“As someone who’s chronicled and, in part, helped shape LGBT travel since 1998, I can see many changes. More and more major brands are targeting the LGBT travel segment than ever before. LGBT travelers have more options. Many years ago, gay travelers would have to choose from a few spots like Mykonos, Provincetown, Key West, Sitges or Palm Springs. These were among the few places where a gay or lesbian person could be with a same-sex partner without worrying that they would attract unfriendly attention, or worse, harassment and violence. Today, gays are far more widely welcomed. Thank goodness, times are changing!”
In terms of LGBT rights, Steinmentz says; “There are over 73 countries where homosexuality is criminalized, and many of those are in the Caribbean, Africa, and Asia. Usually in Asian countries they are socially homophobic, meaning that marriage (and raising children) is the most important aspect of their culture. For visitors, they really don’t care as long as the visitor (male, female, gay or straight) doesn’t flaunt their sexuality. Thailand is very gay-friendly. Taiwan may legalize same-sex marriage. Even China – which is very traditional – has gay bars and a vibrant gay community.”
Can LGBT tourism make a country more accepting? “As soon as gays have more rights in a country – most notably marriage equality – marketers are right there targeting the lucrative gay marriage and honeymoon market. We saw this time and time again in Canada and the United States. That said, I believe that being our authentic selves while abroad – especially to countries that aren’t as familiar with gay people – is the best way to open minds and build bridges,” Steinmentz concludes.
Why LGBT Pride Month is Celebrated in June
In an opinion piece posted on medium.com, Davia Sobelman notes that; “Two historic (USA) milestones for the LGBT community occurred in June: the notorious Stonewall riots of ’69 and the iconic legalization of same-sex marriage. Among other critical points in LGBT history, June has become the month to celebrate pride. Whether the community is coming together in heartache or triumph, 30 days are dedicated to discussing how far we have come, and how far we still need to go.”
“Awareness months give a community of people an opportunity to receive recognition and speak on their importance. Pride Month does just that – it unifies people to study our history, analyze the present, and plan for the future. In doing so, we get a glimpse as to what one community has suffered, conquered, and still faces.
“With Pride Month here, we encourage all those participating in the festivities to be aware of the hardships this community has endured – as they are still fighting for inclusivity and acceptance. Becoming familiar with LGTB history is crucial in identifying why there is a reason to celebrate in the first place. Although the fight for same-sex marriage is now a reality, the inequality lives on,” concludes Sobelman.

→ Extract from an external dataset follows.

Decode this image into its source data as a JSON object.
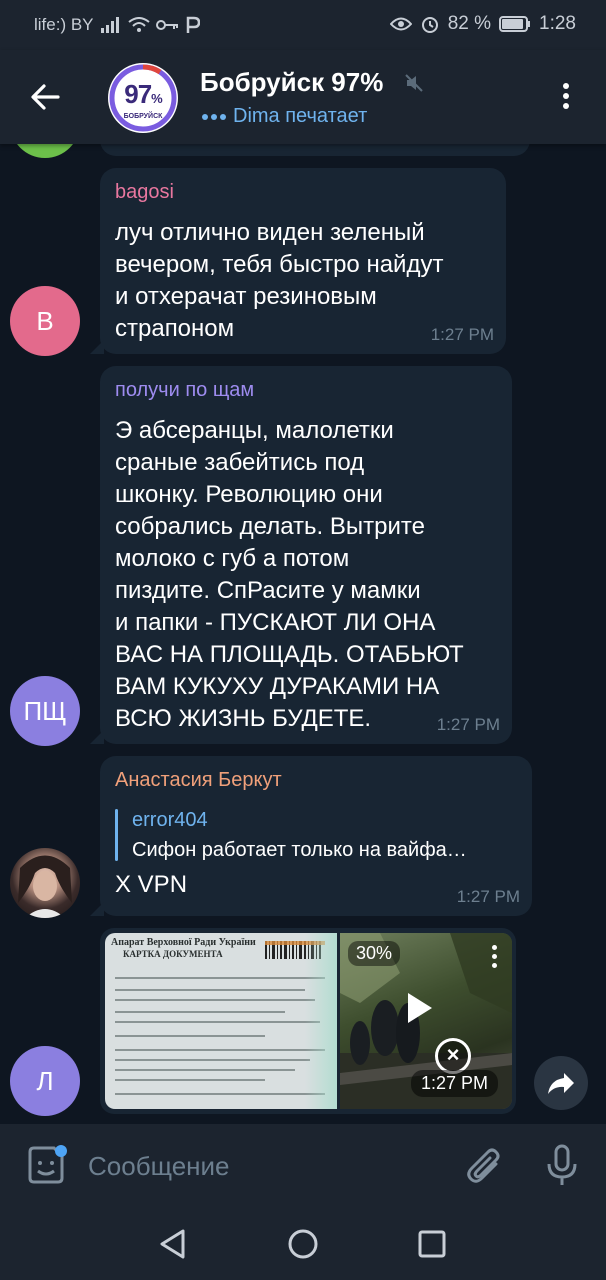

Key LGBT Pride Events
- Durban Pride 24 June 2017
- Pretoria Pride 07 October 2017
- Johannesburg Pride 28 October 2017
- Cape Town Pride end March 2018
- Pink Loerie Mardi Gras & Arts Festival Knysna 27 April – 1 May 2018.
- Gandia Pride 05 June 2017
- ARN Culture Pride 05 June 2017
- LGBT Tourism Forum of Brazil 13 June 2017.
Key LGBT Associations
KwaZulu-Natal Gay & Lesbian Tourism Association: www.kzngalta.org.za
Durban Pride: www.durbanpride.org.za
International Gay & Lesbian Travel Association: www.iglta.org